Earlier this week, Nixon woke up around 5:00 a.m. crying. As I picked him up out of his bed, his long legs were freezing. The temperature in Phoenix had dropped, and he loves to sleep with just an overnight pull-up. He has four blankets on his bed but usually ends up sleeping on top of them.
I carried him into our room, and he snuggled under the covers. This has happened a handful of times since he was a baby. Once he is awake, he does not go back to sleep. But this morning, he snuggled in, put his head in my arms, and went back to sleep.
I felt lucky for this moment. I had hoped many times in the past that Nixon would fall back asleep, and I could get 45 extra minutes of rest. This morning I listened to him sleep, our dog Marty snuggled up next to him, and his wild brown hair hung in his face.
I did not go back to sleep. I took in the moment, soaked it in.

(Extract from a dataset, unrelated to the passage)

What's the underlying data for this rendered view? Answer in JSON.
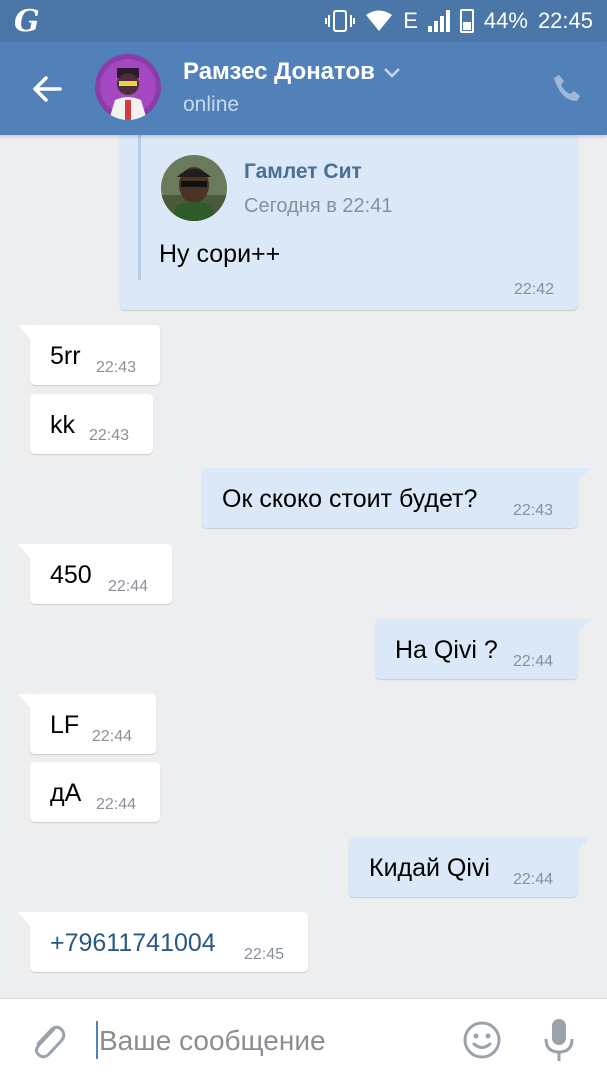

I have learned to appreciate, in our unique parenting journey, to soak in the rare and swift moments when things feel the way I imagined parenting would.
Nixon has never woken me up by running and jumping on our bed, yelling, “Mom”. He has never called me over and over from the other room. After a day of school, he hasn’t run to my arms to tell me about a new friend he made or a completed project.

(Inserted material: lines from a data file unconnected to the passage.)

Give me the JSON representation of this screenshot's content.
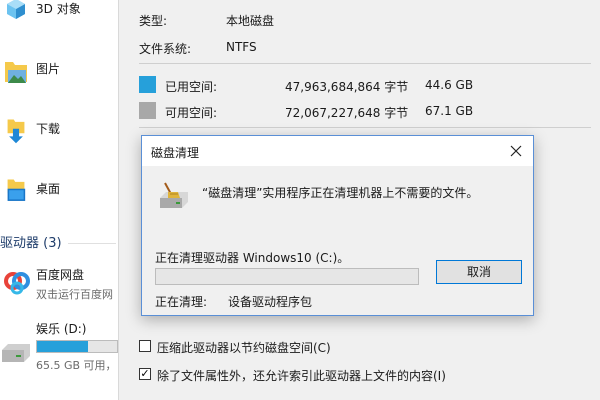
{
  "explorer": {
    "items": [
      {
        "label": "3D 对象"
      },
      {
        "label": "图片"
      },
      {
        "label": "下载"
      },
      {
        "label": "桌面"
      }
    ],
    "section_label": "驱动器 (3)",
    "drives": [
      {
        "name": "百度网盘",
        "subtitle": "双击运行百度网"
      },
      {
        "name": "娱乐 (D:)",
        "free_text": "65.5 GB 可用，",
        "used_fraction": 0.64
      }
    ]
  },
  "properties": {
    "type_label": "类型:",
    "type_value": "本地磁盘",
    "fs_label": "文件系统:",
    "fs_value": "NTFS",
    "used_label": "已用空间:",
    "used_bytes": "47,963,684,864 字节",
    "used_gb": "44.6 GB",
    "free_label": "可用空间:",
    "free_bytes": "72,067,227,648 字节",
    "free_gb": "67.1 GB",
    "compress_label": "压缩此驱动器以节约磁盘空间(C)",
    "compress_checked": false,
    "index_label": "除了文件属性外，还允许索引此驱动器上文件的内容(I)",
    "index_checked": true,
    "used_color": "#26a0da",
    "free_color": "#a8a8a8"
  },
  "dialog": {
    "title": "磁盘清理",
    "message": "“磁盘清理”实用程序正在清理机器上不需要的文件。",
    "cleaning_text": "正在清理驱动器 Windows10 (C:)。",
    "progress_fraction": 0,
    "cancel_label": "取消",
    "status_label": "正在清理:",
    "status_value": "设备驱动程序包"
  }
}
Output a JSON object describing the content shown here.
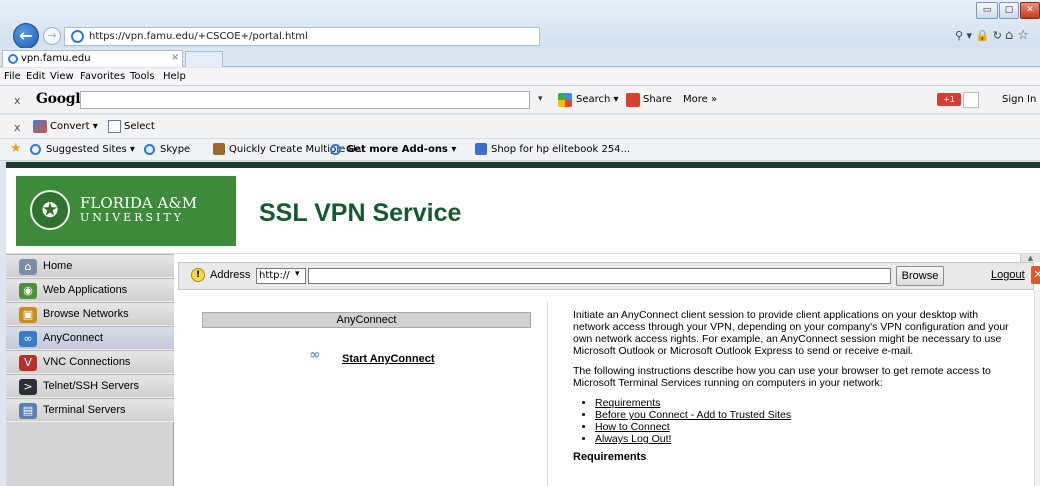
{
  "window": {
    "url": "https://vpn.famu.edu/+CSCOE+/portal.html",
    "tab_title": "vpn.famu.edu",
    "tab_close": "×",
    "controls": {
      "minimize": "▭",
      "maximize": "▢",
      "close": "✕"
    },
    "url_controls": "⚲ ▾ 🔒 ↻",
    "tool_icons": "⌂ ☆"
  },
  "menu": [
    "File",
    "Edit",
    "View",
    "Favorites",
    "Tools",
    "Help"
  ],
  "google_toolbar": {
    "close": "x",
    "logo": "Google",
    "search_label": "Search ▾",
    "share_label": "Share",
    "more_label": "More »",
    "plus_label": "+1",
    "signin_label": "Sign In"
  },
  "convert_toolbar": {
    "close": "x",
    "convert_label": "Convert ▾",
    "select_label": "Select"
  },
  "favorites_bar": {
    "items": [
      "Suggested Sites ▾",
      "Skype",
      "Quickly Create Multiple U...",
      "Get more Add-ons ▾",
      "Shop for hp elitebook 254..."
    ]
  },
  "banner": {
    "logo_line1": "FLORIDA A&M",
    "logo_line2": "UNIVERSITY",
    "title": "SSL VPN Service"
  },
  "sidebar": {
    "items": [
      {
        "label": "Home",
        "icon": "house-icon",
        "color": "#7b8ea8",
        "glyph": "⌂"
      },
      {
        "label": "Web Applications",
        "icon": "globe-icon",
        "color": "#4d8f3e",
        "glyph": "◉"
      },
      {
        "label": "Browse Networks",
        "icon": "network-folder-icon",
        "color": "#c98e24",
        "glyph": "▣"
      },
      {
        "label": "AnyConnect",
        "icon": "anyconnect-icon",
        "color": "#3a7bc7",
        "glyph": "∞"
      },
      {
        "label": "VNC Connections",
        "icon": "vnc-icon",
        "color": "#b5302a",
        "glyph": "V"
      },
      {
        "label": "Telnet/SSH Servers",
        "icon": "terminal-icon",
        "color": "#2b2f38",
        "glyph": ">"
      },
      {
        "label": "Terminal Servers",
        "icon": "terminal-server-icon",
        "color": "#5a7fb0",
        "glyph": "▤"
      }
    ]
  },
  "portal_bar": {
    "address_label": "Address",
    "protocol": "http://",
    "browse_label": "Browse",
    "logout_label": "Logout"
  },
  "anyconnect": {
    "header": "AnyConnect",
    "start_label": "Start AnyConnect"
  },
  "info": {
    "para1": "Initiate an AnyConnect client session to provide client applications on your desktop with network access through your VPN, depending on your company's VPN configuration and your own network access rights. For example, an AnyConnect session might be necessary to use Microsoft Outlook or Microsoft Outlook Express to send or receive e-mail.",
    "para2": "The following instructions describe how you can use your browser to get remote access to Microsoft Terminal Services running on computers in your network:",
    "links": [
      "Requirements",
      "Before you Connect - Add to Trusted Sites",
      "How to Connect",
      "Always Log Out!"
    ],
    "heading": "Requirements"
  },
  "colors": {
    "famu_green": "#3d8a3a",
    "title_green": "#15582f",
    "topbar": "#1c3a2c"
  }
}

At least not yet. I had imagined these moments when I thought about mothering.
In the night, Nixon has called for me, requesting me to hold him for a couple of minutes longer. He has given me a half-grin when I asked him how his school day was. He has requested a daily trip for a simple ice cream cone on his ride home from his therapy program over and over.
He has surprised me with his soul filled with adventure. Not afraid to swim in cold creek water, run up a hiking trail with the rocks falling below him, and walk into the woods like a lead character in a children’s book.
He loves his brown hair falling in his face as he submerges his face underwater. I worry that it blocks his vision and tuck it behind his ears, which he protests by swiftly removing it.
He often calls for his sister when we leave the house, knowing she is left behind. Something that shocked me the first time he did it. Recognizing that she wouldn’t be by his side as he went off to his program.
He loves pizza, dinosaurs, sand flowing through his hands, baths, and water.
I have learned that it can feel how I imagined parenting to be, even if the circumstances of what it looks like are different.
I realize that no parent knows who their children are going to be before they are born. And no parent knows what kind of parenting they are going to need to do before they have children.
My heart sings when he asks for something over and over again because it took him four years to learn how to request something verbally. My heart runs to him when he calls me in the night because I know he needs his Mom to comfort him. My heart is filled with pride when I see a tiny half grin when I ask him about his day. Even if he does not yet know how to answer my question, he knows I will continue to ask until he is ready.
I will soak up each moment because it does feel the way I imagined it would.
Our book is not written. I am surprised at how we are writing our story each day. I am happy to have these moments, and that autism has made me open my eyes to feel each one carefully. Because they are our moments, maybe he won’t remember that morning, but I know I will.